▸ TASK DETAILS: What you return must match the records below character for character, except that no picture appears.

++++ TASK DATA ++++

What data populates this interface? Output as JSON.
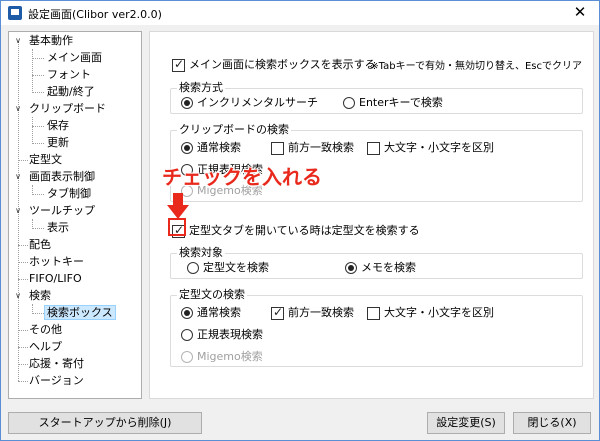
{
  "window": {
    "title": "設定画面(Clibor ver2.0.0)",
    "close_glyph": "✕"
  },
  "tree": {
    "items": [
      {
        "label": "基本動作",
        "level": 0,
        "expanded": true
      },
      {
        "label": "メイン画面",
        "level": 1
      },
      {
        "label": "フォント",
        "level": 1
      },
      {
        "label": "起動/終了",
        "level": 1
      },
      {
        "label": "クリップボード",
        "level": 0,
        "expanded": true
      },
      {
        "label": "保存",
        "level": 1
      },
      {
        "label": "更新",
        "level": 1
      },
      {
        "label": "定型文",
        "level": 0
      },
      {
        "label": "画面表示制御",
        "level": 0,
        "expanded": true
      },
      {
        "label": "タブ制御",
        "level": 1
      },
      {
        "label": "ツールチップ",
        "level": 0,
        "expanded": true
      },
      {
        "label": "表示",
        "level": 1
      },
      {
        "label": "配色",
        "level": 0
      },
      {
        "label": "ホットキー",
        "level": 0
      },
      {
        "label": "FIFO/LIFO",
        "level": 0
      },
      {
        "label": "検索",
        "level": 0,
        "expanded": true
      },
      {
        "label": "検索ボックス",
        "level": 1,
        "selected": true
      },
      {
        "label": "その他",
        "level": 0
      },
      {
        "label": "ヘルプ",
        "level": 0
      },
      {
        "label": "応援・寄付",
        "level": 0
      },
      {
        "label": "バージョン",
        "level": 0
      }
    ]
  },
  "panel": {
    "show_searchbox": {
      "label": "メイン画面に検索ボックスを表示する",
      "checked": true
    },
    "note": "※Tabキーで有効・無効切り替え、Escでクリア",
    "search_method": {
      "title": "検索方式",
      "incremental": {
        "label": "インクリメンタルサーチ",
        "checked": true
      },
      "enter": {
        "label": "Enterキーで検索",
        "checked": false
      }
    },
    "clipboard_search": {
      "title": "クリップボードの検索",
      "normal": {
        "label": "通常検索",
        "checked": true
      },
      "prefix": {
        "label": "前方一致検索",
        "checked": false
      },
      "case": {
        "label": "大文字・小文字を区別",
        "checked": false
      },
      "regex": {
        "label": "正規表現検索",
        "checked": false
      },
      "migemo": {
        "label": "Migemo検索",
        "checked": false
      }
    },
    "template_tab": {
      "label": "定型文タブを開いている時は定型文を検索する",
      "checked": true
    },
    "search_target": {
      "title": "検索対象",
      "template": {
        "label": "定型文を検索",
        "checked": false
      },
      "memo": {
        "label": "メモを検索",
        "checked": true
      }
    },
    "template_search": {
      "title": "定型文の検索",
      "normal": {
        "label": "通常検索",
        "checked": true
      },
      "prefix": {
        "label": "前方一致検索",
        "checked": true
      },
      "case": {
        "label": "大文字・小文字を区別",
        "checked": false
      },
      "regex": {
        "label": "正規表現検索",
        "checked": false
      },
      "migemo": {
        "label": "Migemo検索",
        "checked": false
      }
    }
  },
  "annotation": {
    "text": "チェックを入れる",
    "color": "#e8291c"
  },
  "buttons": {
    "startup_remove": "スタートアップから削除(J)",
    "apply": "設定変更(S)",
    "close": "閉じる(X)"
  }
}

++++

▸ YOUR SOLUTION:
What data populates this interface? Output as JSON.
{
  "window": {
    "title": "設定画面(Clibor ver2.0.0)",
    "close_glyph": "✕"
  },
  "tree": {
    "items": [
      {
        "label": "基本動作",
        "level": 0,
        "expanded": true
      },
      {
        "label": "メイン画面",
        "level": 1
      },
      {
        "label": "フォント",
        "level": 1
      },
      {
        "label": "起動/終了",
        "level": 1
      },
      {
        "label": "クリップボード",
        "level": 0,
        "expanded": true
      },
      {
        "label": "保存",
        "level": 1
      },
      {
        "label": "更新",
        "level": 1
      },
      {
        "label": "定型文",
        "level": 0
      },
      {
        "label": "画面表示制御",
        "level": 0,
        "expanded": true
      },
      {
        "label": "タブ制御",
        "level": 1
      },
      {
        "label": "ツールチップ",
        "level": 0,
        "expanded": true
      },
      {
        "label": "表示",
        "level": 1
      },
      {
        "label": "配色",
        "level": 0
      },
      {
        "label": "ホットキー",
        "level": 0
      },
      {
        "label": "FIFO/LIFO",
        "level": 0
      },
      {
        "label": "検索",
        "level": 0,
        "expanded": true
      },
      {
        "label": "検索ボックス",
        "level": 1,
        "selected": true
      },
      {
        "label": "その他",
        "level": 0
      },
      {
        "label": "ヘルプ",
        "level": 0
      },
      {
        "label": "応援・寄付",
        "level": 0
      },
      {
        "label": "バージョン",
        "level": 0
      }
    ]
  },
  "panel": {
    "show_searchbox": {
      "label": "メイン画面に検索ボックスを表示する",
      "checked": true
    },
    "note": "※Tabキーで有効・無効切り替え、Escでクリア",
    "search_method": {
      "title": "検索方式",
      "incremental": {
        "label": "インクリメンタルサーチ",
        "checked": true
      },
      "enter": {
        "label": "Enterキーで検索",
        "checked": false
      }
    },
    "clipboard_search": {
      "title": "クリップボードの検索",
      "normal": {
        "label": "通常検索",
        "checked": true
      },
      "prefix": {
        "label": "前方一致検索",
        "checked": false
      },
      "case": {
        "label": "大文字・小文字を区別",
        "checked": false
      },
      "regex": {
        "label": "正規表現検索",
        "checked": false
      },
      "migemo": {
        "label": "Migemo検索",
        "checked": false
      }
    },
    "template_tab": {
      "label": "定型文タブを開いている時は定型文を検索する",
      "checked": true
    },
    "search_target": {
      "title": "検索対象",
      "template": {
        "label": "定型文を検索",
        "checked": false
      },
      "memo": {
        "label": "メモを検索",
        "checked": true
      }
    },
    "template_search": {
      "title": "定型文の検索",
      "normal": {
        "label": "通常検索",
        "checked": true
      },
      "prefix": {
        "label": "前方一致検索",
        "checked": true
      },
      "case": {
        "label": "大文字・小文字を区別",
        "checked": false
      },
      "regex": {
        "label": "正規表現検索",
        "checked": false
      },
      "migemo": {
        "label": "Migemo検索",
        "checked": false
      }
    }
  },
  "annotation": {
    "text": "チェックを入れる",
    "color": "#e8291c"
  },
  "buttons": {
    "startup_remove": "スタートアップから削除(J)",
    "apply": "設定変更(S)",
    "close": "閉じる(X)"
  }
}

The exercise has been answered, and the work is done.